- [Material supplied]
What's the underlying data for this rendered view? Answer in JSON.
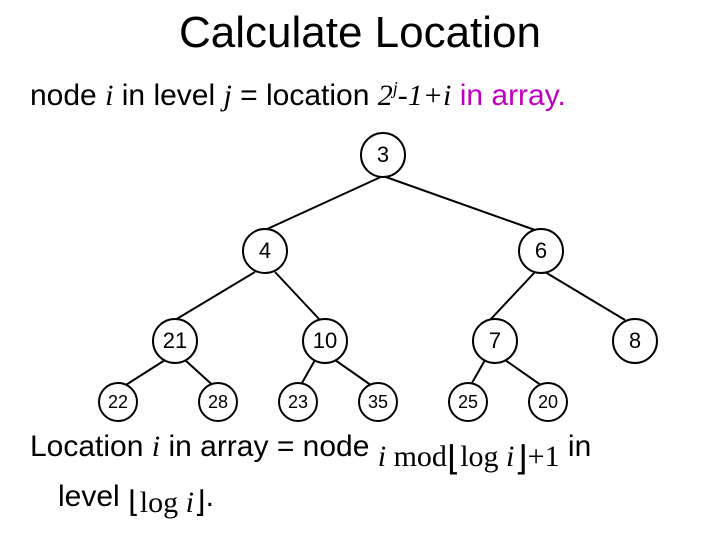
{
  "title": "Calculate Location",
  "line1": {
    "p1": "node ",
    "i": "i",
    "p2": " in level ",
    "j": "j",
    "p3": " =  location  ",
    "base": "2",
    "sup": "j",
    "mid": "-1+",
    "i2": "i",
    "end": " in array."
  },
  "tree": {
    "n0": "3",
    "n1": "4",
    "n2": "6",
    "n3": "21",
    "n4": "10",
    "n5": "7",
    "n6": "8",
    "n7": "22",
    "n8": "28",
    "n9": "23",
    "n10": "35",
    "n11": "25",
    "n12": "20"
  },
  "line2": {
    "p1": "Location ",
    "i": "i",
    "p2": " in array = node ",
    "f1a": "i",
    "f1b": " mod",
    "f1c": "log",
    "f1d": " i",
    "f1e": "+1",
    "p3": "   in",
    "p4": "level ",
    "f2a": "log",
    "f2b": " i",
    "p5": "."
  },
  "chart_data": {
    "type": "tree",
    "title": "Binary tree example for index calculation",
    "nodes": [
      {
        "id": 0,
        "value": 3,
        "level": 0,
        "children": [
          1,
          2
        ]
      },
      {
        "id": 1,
        "value": 4,
        "level": 1,
        "children": [
          3,
          4
        ]
      },
      {
        "id": 2,
        "value": 6,
        "level": 1,
        "children": [
          5,
          6
        ]
      },
      {
        "id": 3,
        "value": 21,
        "level": 2,
        "children": [
          7,
          8
        ]
      },
      {
        "id": 4,
        "value": 10,
        "level": 2,
        "children": [
          9,
          10
        ]
      },
      {
        "id": 5,
        "value": 7,
        "level": 2,
        "children": [
          11,
          12
        ]
      },
      {
        "id": 6,
        "value": 8,
        "level": 2,
        "children": []
      },
      {
        "id": 7,
        "value": 22,
        "level": 3,
        "children": []
      },
      {
        "id": 8,
        "value": 28,
        "level": 3,
        "children": []
      },
      {
        "id": 9,
        "value": 23,
        "level": 3,
        "children": []
      },
      {
        "id": 10,
        "value": 35,
        "level": 3,
        "children": []
      },
      {
        "id": 11,
        "value": 25,
        "level": 3,
        "children": []
      },
      {
        "id": 12,
        "value": 20,
        "level": 3,
        "children": []
      }
    ],
    "formula_node_to_array": "node i in level j → location 2^j - 1 + i in array",
    "formula_array_to_node": "Location i in array → node (i mod ⌊log i⌋ + 1) in level ⌊log i⌋"
  }
}
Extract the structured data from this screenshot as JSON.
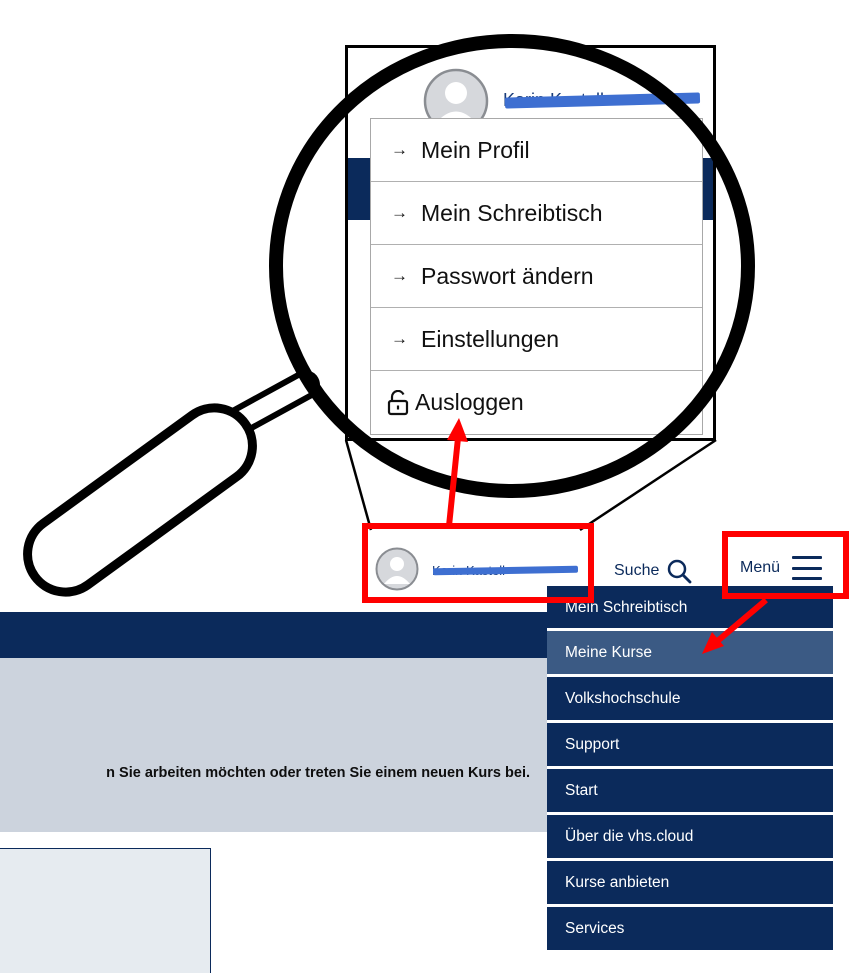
{
  "header": {
    "username": "Karin Kastell",
    "search_label": "Suche",
    "menu_label": "Menü"
  },
  "hero": {
    "instruction_text": "n Sie arbeiten möchten oder treten Sie einem neuen Kurs bei."
  },
  "nav_menu": {
    "items": [
      {
        "label": "Mein Schreibtisch"
      },
      {
        "label": "Meine Kurse"
      },
      {
        "label": "Volkshochschule"
      },
      {
        "label": "Support"
      },
      {
        "label": "Start"
      },
      {
        "label": "Über die vhs.cloud"
      },
      {
        "label": "Kurse anbieten"
      },
      {
        "label": "Services"
      }
    ],
    "active_index": 1
  },
  "magnifier": {
    "username": "Karin Kastell",
    "user_menu": [
      {
        "label": "Mein Profil",
        "icon": "arrow-right-icon"
      },
      {
        "label": "Mein Schreibtisch",
        "icon": "arrow-right-icon"
      },
      {
        "label": "Passwort ändern",
        "icon": "arrow-right-icon"
      },
      {
        "label": "Einstellungen",
        "icon": "arrow-right-icon"
      },
      {
        "label": "Ausloggen",
        "icon": "unlock-icon"
      }
    ]
  },
  "colors": {
    "navy": "#0b2a5b",
    "active_item": "#3b5a84",
    "hero_grey": "#ccd3dd",
    "highlight_red": "#ff0000",
    "redaction_blue": "#3e6fd1"
  }
}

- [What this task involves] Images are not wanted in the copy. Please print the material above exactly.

- [Written answer]
What's the underlying data for this rendered view? Answer in JSON.
{
  "title": "Calculate Location",
  "line1": {
    "p1": "node ",
    "i": "i",
    "p2": " in level ",
    "j": "j",
    "p3": " =  location  ",
    "base": "2",
    "sup": "j",
    "mid": "-1+",
    "i2": "i",
    "end": " in array."
  },
  "tree": {
    "n0": "3",
    "n1": "4",
    "n2": "6",
    "n3": "21",
    "n4": "10",
    "n5": "7",
    "n6": "8",
    "n7": "22",
    "n8": "28",
    "n9": "23",
    "n10": "35",
    "n11": "25",
    "n12": "20"
  },
  "line2": {
    "p1": "Location ",
    "i": "i",
    "p2": " in array = node ",
    "f1a": "i",
    "f1b": " mod",
    "f1c": "log",
    "f1d": " i",
    "f1e": "+1",
    "p3": "   in",
    "p4": "level ",
    "f2a": "log",
    "f2b": " i",
    "p5": "."
  },
  "chart_data": {
    "type": "tree",
    "title": "Binary tree example for index calculation",
    "nodes": [
      {
        "id": 0,
        "value": 3,
        "level": 0,
        "children": [
          1,
          2
        ]
      },
      {
        "id": 1,
        "value": 4,
        "level": 1,
        "children": [
          3,
          4
        ]
      },
      {
        "id": 2,
        "value": 6,
        "level": 1,
        "children": [
          5,
          6
        ]
      },
      {
        "id": 3,
        "value": 21,
        "level": 2,
        "children": [
          7,
          8
        ]
      },
      {
        "id": 4,
        "value": 10,
        "level": 2,
        "children": [
          9,
          10
        ]
      },
      {
        "id": 5,
        "value": 7,
        "level": 2,
        "children": [
          11,
          12
        ]
      },
      {
        "id": 6,
        "value": 8,
        "level": 2,
        "children": []
      },
      {
        "id": 7,
        "value": 22,
        "level": 3,
        "children": []
      },
      {
        "id": 8,
        "value": 28,
        "level": 3,
        "children": []
      },
      {
        "id": 9,
        "value": 23,
        "level": 3,
        "children": []
      },
      {
        "id": 10,
        "value": 35,
        "level": 3,
        "children": []
      },
      {
        "id": 11,
        "value": 25,
        "level": 3,
        "children": []
      },
      {
        "id": 12,
        "value": 20,
        "level": 3,
        "children": []
      }
    ],
    "formula_node_to_array": "node i in level j → location 2^j - 1 + i in array",
    "formula_array_to_node": "Location i in array → node (i mod ⌊log i⌋ + 1) in level ⌊log i⌋"
  }
}
Extract the structured data from this screenshot as JSON.
{
  "header": {
    "username": "Karin Kastell",
    "search_label": "Suche",
    "menu_label": "Menü"
  },
  "hero": {
    "instruction_text": "n Sie arbeiten möchten oder treten Sie einem neuen Kurs bei."
  },
  "nav_menu": {
    "items": [
      {
        "label": "Mein Schreibtisch"
      },
      {
        "label": "Meine Kurse"
      },
      {
        "label": "Volkshochschule"
      },
      {
        "label": "Support"
      },
      {
        "label": "Start"
      },
      {
        "label": "Über die vhs.cloud"
      },
      {
        "label": "Kurse anbieten"
      },
      {
        "label": "Services"
      }
    ],
    "active_index": 1
  },
  "magnifier": {
    "username": "Karin Kastell",
    "user_menu": [
      {
        "label": "Mein Profil",
        "icon": "arrow-right-icon"
      },
      {
        "label": "Mein Schreibtisch",
        "icon": "arrow-right-icon"
      },
      {
        "label": "Passwort ändern",
        "icon": "arrow-right-icon"
      },
      {
        "label": "Einstellungen",
        "icon": "arrow-right-icon"
      },
      {
        "label": "Ausloggen",
        "icon": "unlock-icon"
      }
    ]
  },
  "colors": {
    "navy": "#0b2a5b",
    "active_item": "#3b5a84",
    "hero_grey": "#ccd3dd",
    "highlight_red": "#ff0000",
    "redaction_blue": "#3e6fd1"
  }
}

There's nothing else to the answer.